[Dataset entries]
·····

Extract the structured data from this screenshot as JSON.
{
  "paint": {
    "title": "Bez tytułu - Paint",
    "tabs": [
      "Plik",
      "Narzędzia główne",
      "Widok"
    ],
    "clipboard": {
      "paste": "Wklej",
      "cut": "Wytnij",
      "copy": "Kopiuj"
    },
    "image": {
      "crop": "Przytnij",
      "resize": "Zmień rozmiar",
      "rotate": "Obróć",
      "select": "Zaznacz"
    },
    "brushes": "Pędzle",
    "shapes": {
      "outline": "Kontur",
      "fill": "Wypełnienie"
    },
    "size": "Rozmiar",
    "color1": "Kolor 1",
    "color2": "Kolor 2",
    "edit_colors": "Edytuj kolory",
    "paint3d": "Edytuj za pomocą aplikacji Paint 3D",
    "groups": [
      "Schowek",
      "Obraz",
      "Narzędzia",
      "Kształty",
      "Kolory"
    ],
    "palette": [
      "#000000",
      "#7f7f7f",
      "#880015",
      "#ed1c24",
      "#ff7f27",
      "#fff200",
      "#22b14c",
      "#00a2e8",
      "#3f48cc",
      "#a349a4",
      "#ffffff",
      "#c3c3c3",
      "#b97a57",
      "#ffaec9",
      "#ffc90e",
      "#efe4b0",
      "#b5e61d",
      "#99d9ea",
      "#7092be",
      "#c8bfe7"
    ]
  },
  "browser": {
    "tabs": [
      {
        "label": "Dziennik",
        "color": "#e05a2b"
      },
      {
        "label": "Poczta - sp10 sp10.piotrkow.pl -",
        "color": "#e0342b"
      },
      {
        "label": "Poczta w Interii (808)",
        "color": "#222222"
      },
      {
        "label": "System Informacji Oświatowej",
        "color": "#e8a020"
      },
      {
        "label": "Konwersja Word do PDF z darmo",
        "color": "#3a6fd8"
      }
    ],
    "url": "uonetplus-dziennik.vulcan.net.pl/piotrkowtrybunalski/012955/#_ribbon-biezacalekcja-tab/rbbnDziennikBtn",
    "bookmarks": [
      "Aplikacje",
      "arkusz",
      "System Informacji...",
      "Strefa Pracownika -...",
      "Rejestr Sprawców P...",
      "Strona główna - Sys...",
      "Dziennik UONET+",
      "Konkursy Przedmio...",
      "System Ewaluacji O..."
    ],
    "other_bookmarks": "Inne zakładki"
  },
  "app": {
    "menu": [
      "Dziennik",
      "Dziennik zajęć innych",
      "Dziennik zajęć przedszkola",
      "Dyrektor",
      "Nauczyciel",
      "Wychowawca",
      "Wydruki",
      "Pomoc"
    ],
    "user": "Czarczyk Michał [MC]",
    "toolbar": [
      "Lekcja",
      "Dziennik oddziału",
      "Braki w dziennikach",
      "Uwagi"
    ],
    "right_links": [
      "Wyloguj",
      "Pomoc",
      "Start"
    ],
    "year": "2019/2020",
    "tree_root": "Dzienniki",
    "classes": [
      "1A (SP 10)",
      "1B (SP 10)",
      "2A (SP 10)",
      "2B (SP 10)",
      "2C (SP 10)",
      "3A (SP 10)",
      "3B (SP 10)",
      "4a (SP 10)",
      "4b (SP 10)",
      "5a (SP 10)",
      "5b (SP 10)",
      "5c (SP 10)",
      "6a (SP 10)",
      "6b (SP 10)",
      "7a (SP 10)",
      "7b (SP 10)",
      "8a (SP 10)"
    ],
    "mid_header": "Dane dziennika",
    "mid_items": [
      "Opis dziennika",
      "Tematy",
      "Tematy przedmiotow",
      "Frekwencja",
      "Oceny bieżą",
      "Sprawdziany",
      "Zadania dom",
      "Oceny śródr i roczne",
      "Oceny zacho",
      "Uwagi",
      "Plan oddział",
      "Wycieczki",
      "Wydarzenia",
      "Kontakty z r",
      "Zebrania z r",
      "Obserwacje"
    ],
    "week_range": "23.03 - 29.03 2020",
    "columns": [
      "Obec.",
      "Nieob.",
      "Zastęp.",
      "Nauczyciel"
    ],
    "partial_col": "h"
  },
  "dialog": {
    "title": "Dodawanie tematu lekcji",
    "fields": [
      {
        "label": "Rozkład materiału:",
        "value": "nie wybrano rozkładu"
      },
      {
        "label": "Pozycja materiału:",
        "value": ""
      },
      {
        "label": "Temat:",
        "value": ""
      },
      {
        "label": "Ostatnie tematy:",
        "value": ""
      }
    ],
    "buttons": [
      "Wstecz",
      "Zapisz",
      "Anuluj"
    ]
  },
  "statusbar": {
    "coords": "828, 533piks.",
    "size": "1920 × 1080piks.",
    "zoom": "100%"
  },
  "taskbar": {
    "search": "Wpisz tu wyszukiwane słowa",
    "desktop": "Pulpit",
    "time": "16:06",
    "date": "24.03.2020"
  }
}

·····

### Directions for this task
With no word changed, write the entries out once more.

### Written answer
Extract the structured data from this screenshot as JSON.
{
  "paint": {
    "title": "Bez tytułu - Paint",
    "tabs": [
      "Plik",
      "Narzędzia główne",
      "Widok"
    ],
    "clipboard": {
      "paste": "Wklej",
      "cut": "Wytnij",
      "copy": "Kopiuj"
    },
    "image": {
      "crop": "Przytnij",
      "resize": "Zmień rozmiar",
      "rotate": "Obróć",
      "select": "Zaznacz"
    },
    "brushes": "Pędzle",
    "shapes": {
      "outline": "Kontur",
      "fill": "Wypełnienie"
    },
    "size": "Rozmiar",
    "color1": "Kolor 1",
    "color2": "Kolor 2",
    "edit_colors": "Edytuj kolory",
    "paint3d": "Edytuj za pomocą aplikacji Paint 3D",
    "groups": [
      "Schowek",
      "Obraz",
      "Narzędzia",
      "Kształty",
      "Kolory"
    ],
    "palette": [
      "#000000",
      "#7f7f7f",
      "#880015",
      "#ed1c24",
      "#ff7f27",
      "#fff200",
      "#22b14c",
      "#00a2e8",
      "#3f48cc",
      "#a349a4",
      "#ffffff",
      "#c3c3c3",
      "#b97a57",
      "#ffaec9",
      "#ffc90e",
      "#efe4b0",
      "#b5e61d",
      "#99d9ea",
      "#7092be",
      "#c8bfe7"
    ]
  },
  "browser": {
    "tabs": [
      {
        "label": "Dziennik",
        "color": "#e05a2b"
      },
      {
        "label": "Poczta - sp10 sp10.piotrkow.pl -",
        "color": "#e0342b"
      },
      {
        "label": "Poczta w Interii (808)",
        "color": "#222222"
      },
      {
        "label": "System Informacji Oświatowej",
        "color": "#e8a020"
      },
      {
        "label": "Konwersja Word do PDF z darmo",
        "color": "#3a6fd8"
      }
    ],
    "url": "uonetplus-dziennik.vulcan.net.pl/piotrkowtrybunalski/012955/#_ribbon-biezacalekcja-tab/rbbnDziennikBtn",
    "bookmarks": [
      "Aplikacje",
      "arkusz",
      "System Informacji...",
      "Strefa Pracownika -...",
      "Rejestr Sprawców P...",
      "Strona główna - Sys...",
      "Dziennik UONET+",
      "Konkursy Przedmio...",
      "System Ewaluacji O..."
    ],
    "other_bookmarks": "Inne zakładki"
  },
  "app": {
    "menu": [
      "Dziennik",
      "Dziennik zajęć innych",
      "Dziennik zajęć przedszkola",
      "Dyrektor",
      "Nauczyciel",
      "Wychowawca",
      "Wydruki",
      "Pomoc"
    ],
    "user": "Czarczyk Michał [MC]",
    "toolbar": [
      "Lekcja",
      "Dziennik oddziału",
      "Braki w dziennikach",
      "Uwagi"
    ],
    "right_links": [
      "Wyloguj",
      "Pomoc",
      "Start"
    ],
    "year": "2019/2020",
    "tree_root": "Dzienniki",
    "classes": [
      "1A (SP 10)",
      "1B (SP 10)",
      "2A (SP 10)",
      "2B (SP 10)",
      "2C (SP 10)",
      "3A (SP 10)",
      "3B (SP 10)",
      "4a (SP 10)",
      "4b (SP 10)",
      "5a (SP 10)",
      "5b (SP 10)",
      "5c (SP 10)",
      "6a (SP 10)",
      "6b (SP 10)",
      "7a (SP 10)",
      "7b (SP 10)",
      "8a (SP 10)"
    ],
    "mid_header": "Dane dziennika",
    "mid_items": [
      "Opis dziennika",
      "Tematy",
      "Tematy przedmiotow",
      "Frekwencja",
      "Oceny bieżą",
      "Sprawdziany",
      "Zadania dom",
      "Oceny śródr i roczne",
      "Oceny zacho",
      "Uwagi",
      "Plan oddział",
      "Wycieczki",
      "Wydarzenia",
      "Kontakty z r",
      "Zebrania z r",
      "Obserwacje"
    ],
    "week_range": "23.03 - 29.03 2020",
    "columns": [
      "Obec.",
      "Nieob.",
      "Zastęp.",
      "Nauczyciel"
    ],
    "partial_col": "h"
  },
  "dialog": {
    "title": "Dodawanie tematu lekcji",
    "fields": [
      {
        "label": "Rozkład materiału:",
        "value": "nie wybrano rozkładu"
      },
      {
        "label": "Pozycja materiału:",
        "value": ""
      },
      {
        "label": "Temat:",
        "value": ""
      },
      {
        "label": "Ostatnie tematy:",
        "value": ""
      }
    ],
    "buttons": [
      "Wstecz",
      "Zapisz",
      "Anuluj"
    ]
  },
  "statusbar": {
    "coords": "828, 533piks.",
    "size": "1920 × 1080piks.",
    "zoom": "100%"
  },
  "taskbar": {
    "search": "Wpisz tu wyszukiwane słowa",
    "desktop": "Pulpit",
    "time": "16:06",
    "date": "24.03.2020"
  }
}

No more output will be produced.